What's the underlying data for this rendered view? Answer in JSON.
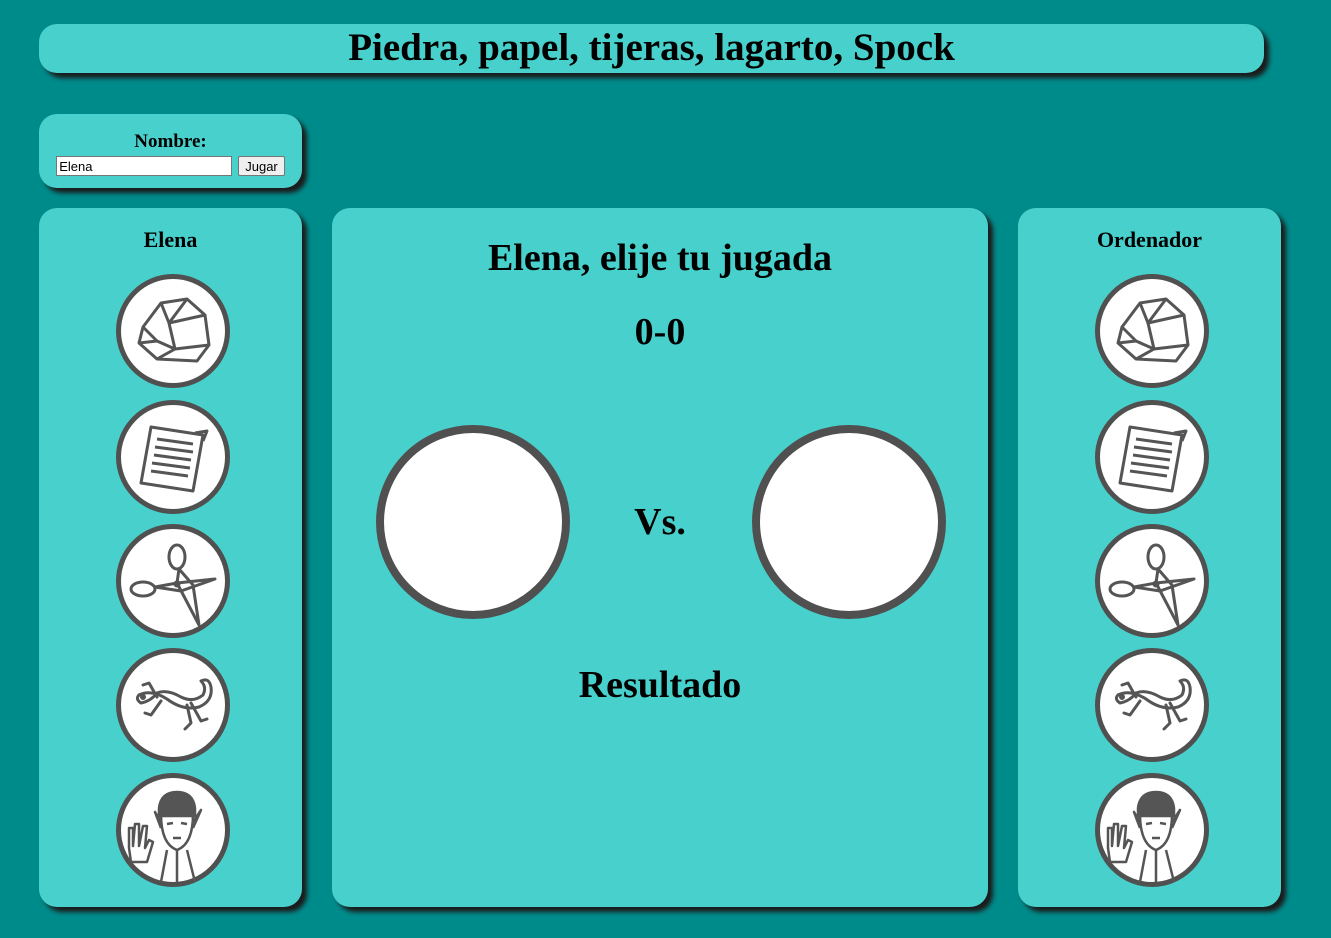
{
  "header": {
    "title": "Piedra, papel, tijeras, lagarto, Spock"
  },
  "name_form": {
    "label": "Nombre:",
    "input_value": "Elena",
    "play_label": "Jugar"
  },
  "player": {
    "title": "Elena"
  },
  "computer": {
    "title": "Ordenador"
  },
  "board": {
    "prompt": "Elena, elije tu jugada",
    "score": "0-0",
    "vs": "Vs.",
    "result": "Resultado"
  },
  "moves": [
    "rock-icon",
    "paper-icon",
    "scissors-icon",
    "lizard-icon",
    "spock-icon"
  ],
  "colors": {
    "background": "#008b8b",
    "panel": "#48d1cc",
    "ring": "#505050"
  }
}
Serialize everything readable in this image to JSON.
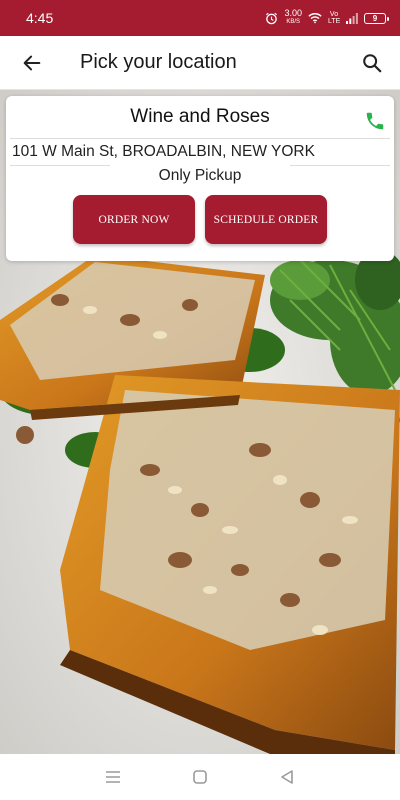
{
  "status_bar": {
    "time": "4:45",
    "net_speed": "3.00",
    "net_unit": "KB/S",
    "signal_label": "Vo LTE",
    "battery": "9"
  },
  "app_bar": {
    "title": "Pick your location"
  },
  "store": {
    "name": "Wine and Roses",
    "address": "101 W Main St, BROADALBIN, NEW YORK",
    "pickup_label": "Only Pickup",
    "order_now_label": "ORDER NOW",
    "schedule_order_label": "SCHEDULE ORDER"
  },
  "colors": {
    "brand": "#a51c30",
    "call_icon": "#2bb24c"
  },
  "icons": {
    "back": "arrow-left-icon",
    "search": "search-icon",
    "call": "phone-icon",
    "nav_menu": "menu-icon",
    "nav_home": "square-icon",
    "nav_back": "triangle-back-icon"
  }
}
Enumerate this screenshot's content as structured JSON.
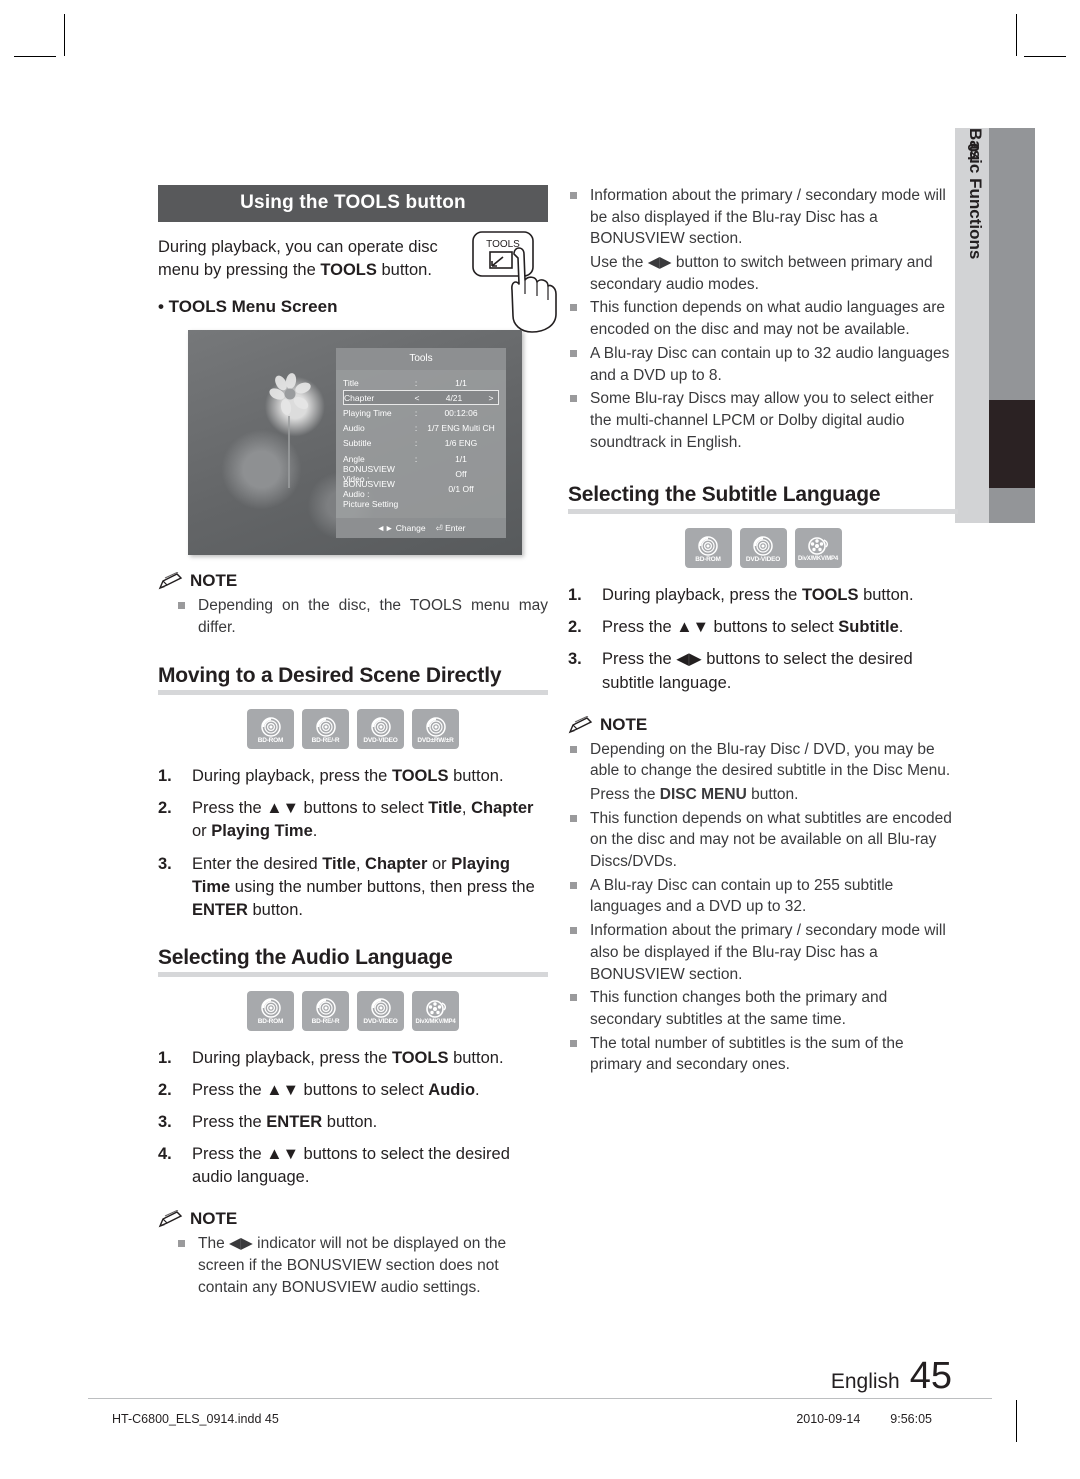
{
  "sidetab": {
    "number": "04",
    "label": "Basic Functions"
  },
  "left_column": {
    "bar_heading": "Using the TOOLS button",
    "intro_1": "During playback, you can operate disc",
    "intro_2_pre": "menu by pressing the ",
    "intro_2_bold": "TOOLS",
    "intro_2_post": " button.",
    "bullet_label": "• TOOLS Menu Screen",
    "remote_button_label": "TOOLS",
    "osd": {
      "title": "Tools",
      "rows": [
        {
          "key": "Title",
          "sep": ":",
          "value": "1/1",
          "selected": false
        },
        {
          "key": "Chapter",
          "sep": "<",
          "value": "4/21",
          "right": ">",
          "selected": true
        },
        {
          "key": "Playing Time",
          "sep": ":",
          "value": "00:12:06",
          "selected": false
        },
        {
          "key": "Audio",
          "sep": ":",
          "value": "1/7 ENG Multi CH",
          "selected": false
        },
        {
          "key": "Subtitle",
          "sep": ":",
          "value": "1/6 ENG",
          "selected": false
        },
        {
          "key": "Angle",
          "sep": ":",
          "value": "1/1",
          "selected": false
        },
        {
          "key": "BONUSVIEW Video :",
          "sep": "",
          "value": "Off",
          "selected": false
        },
        {
          "key": "BONUSVIEW Audio :",
          "sep": "",
          "value": "0/1 Off",
          "selected": false
        },
        {
          "key": "Picture Setting",
          "sep": "",
          "value": "",
          "selected": false
        }
      ],
      "footer_change": "Change",
      "footer_enter": "Enter"
    },
    "note1": {
      "heading": "NOTE",
      "items": [
        "Depending on the disc, the TOOLS menu may differ."
      ]
    },
    "heading_scene": "Moving to a Desired Scene Directly",
    "discs_scene": [
      {
        "name": "BD-ROM",
        "glyph": "disc"
      },
      {
        "name": "BD-RE/-R",
        "glyph": "disc"
      },
      {
        "name": "DVD-VIDEO",
        "glyph": "disc"
      },
      {
        "name": "DVD±RW/±R",
        "glyph": "disc"
      }
    ],
    "steps_scene": [
      {
        "n": "1.",
        "html": "During playback, press the <b>TOOLS</b> button."
      },
      {
        "n": "2.",
        "html": "Press the ▲▼ buttons to select <b>Title</b>, <b>Chapter</b> or <b>Playing Time</b>."
      },
      {
        "n": "3.",
        "html": "Enter the desired <b>Title</b>, <b>Chapter</b> or <b>Playing Time</b> using the number buttons, then press the <b>ENTER</b> button."
      }
    ],
    "heading_audio": "Selecting the Audio Language",
    "discs_audio": [
      {
        "name": "BD-ROM",
        "glyph": "disc"
      },
      {
        "name": "BD-RE/-R",
        "glyph": "disc"
      },
      {
        "name": "DVD-VIDEO",
        "glyph": "disc"
      },
      {
        "name": "DivX/MKV/MP4",
        "glyph": "film"
      }
    ],
    "steps_audio": [
      {
        "n": "1.",
        "html": "During playback, press the <b>TOOLS</b> button."
      },
      {
        "n": "2.",
        "html": "Press the ▲▼ buttons to select <b>Audio</b>."
      },
      {
        "n": "3.",
        "html": "Press the <b>ENTER</b> button."
      },
      {
        "n": "4.",
        "html": "Press the ▲▼ buttons to select the desired audio language."
      }
    ],
    "note2": {
      "heading": "NOTE",
      "items": [
        "The ◀▶ indicator will not be displayed on the screen if the BONUSVIEW section does not contain any BONUSVIEW audio settings."
      ]
    }
  },
  "right_column": {
    "note_top_items": [
      "Information about the primary / secondary mode will be also displayed if the Blu-ray Disc has a BONUSVIEW section.",
      "Use the ◀▶ button to switch between primary and secondary audio modes.",
      "This function depends on what audio languages are encoded on the disc and may not be available.",
      "A Blu-ray Disc can contain up to 32 audio languages and a DVD up to 8.",
      "Some Blu-ray Discs may allow you to select either the multi-channel LPCM or Dolby digital audio soundtrack in English."
    ],
    "heading_subtitle": "Selecting the Subtitle Language",
    "discs_subtitle": [
      {
        "name": "BD-ROM",
        "glyph": "disc"
      },
      {
        "name": "DVD-VIDEO",
        "glyph": "disc"
      },
      {
        "name": "DivX/MKV/MP4",
        "glyph": "film"
      }
    ],
    "steps_subtitle": [
      {
        "n": "1.",
        "html": "During playback, press the <b>TOOLS</b> button."
      },
      {
        "n": "2.",
        "html": "Press the ▲▼ buttons to select <b>Subtitle</b>."
      },
      {
        "n": "3.",
        "html": "Press the ◀▶ buttons to select the desired subtitle language."
      }
    ],
    "note_subtitle": {
      "heading": "NOTE",
      "items": [
        "Depending on the Blu-ray Disc / DVD, you may be able to change the desired subtitle in the Disc Menu.",
        "Press the <b>DISC MENU</b> button.",
        "This function depends on what subtitles are encoded on the disc and may not be available on all Blu-ray Discs/DVDs.",
        "A Blu-ray Disc can contain up to 255 subtitle languages and a DVD up to 32.",
        "Information about the primary / secondary mode will also be displayed if the Blu-ray Disc has a BONUSVIEW section.",
        "This function changes both the primary and secondary subtitles at the same time.",
        "The total number of subtitles is the sum of the primary and secondary ones."
      ]
    }
  },
  "footer": {
    "language": "English",
    "page_number": "45",
    "file_name": "HT-C6800_ELS_0914.indd   45",
    "date": "2010-09-14",
    "time": "9:56:05"
  }
}
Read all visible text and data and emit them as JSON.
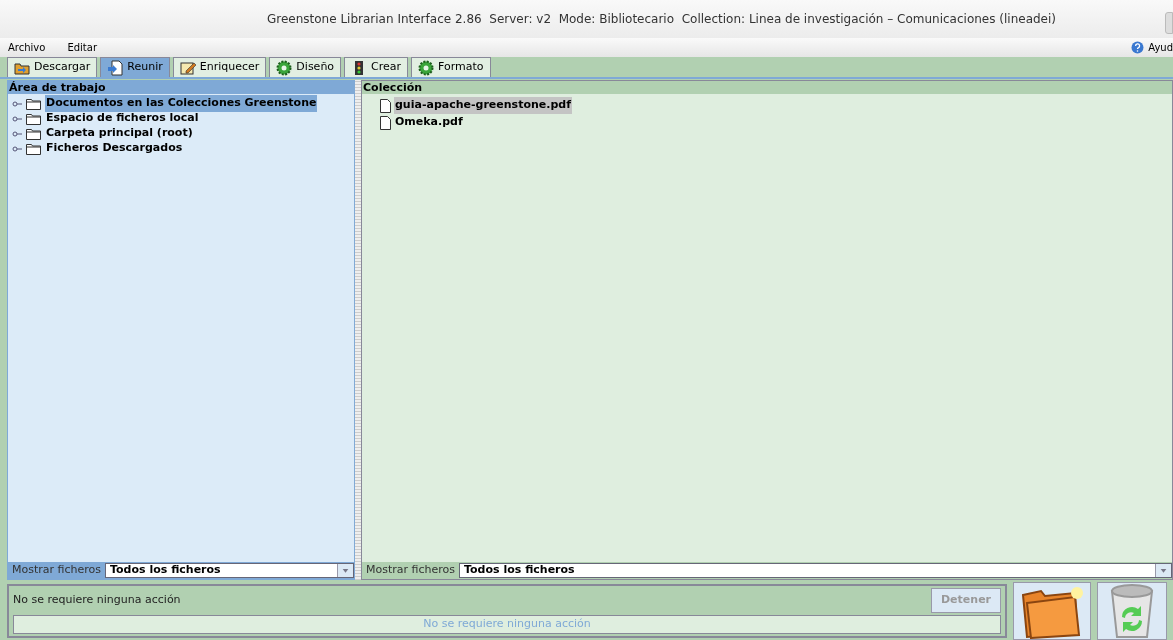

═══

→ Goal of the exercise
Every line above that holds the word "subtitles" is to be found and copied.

→ Response to the exercise
        "This function depends on what subtitles are encoded on the disc and may not be available on all Blu-ray Discs/DVDs.",
        "This function changes both the primary and secondary subtitles at the same time.",
        "The total number of subtitles is the sum of the primary and secondary ones."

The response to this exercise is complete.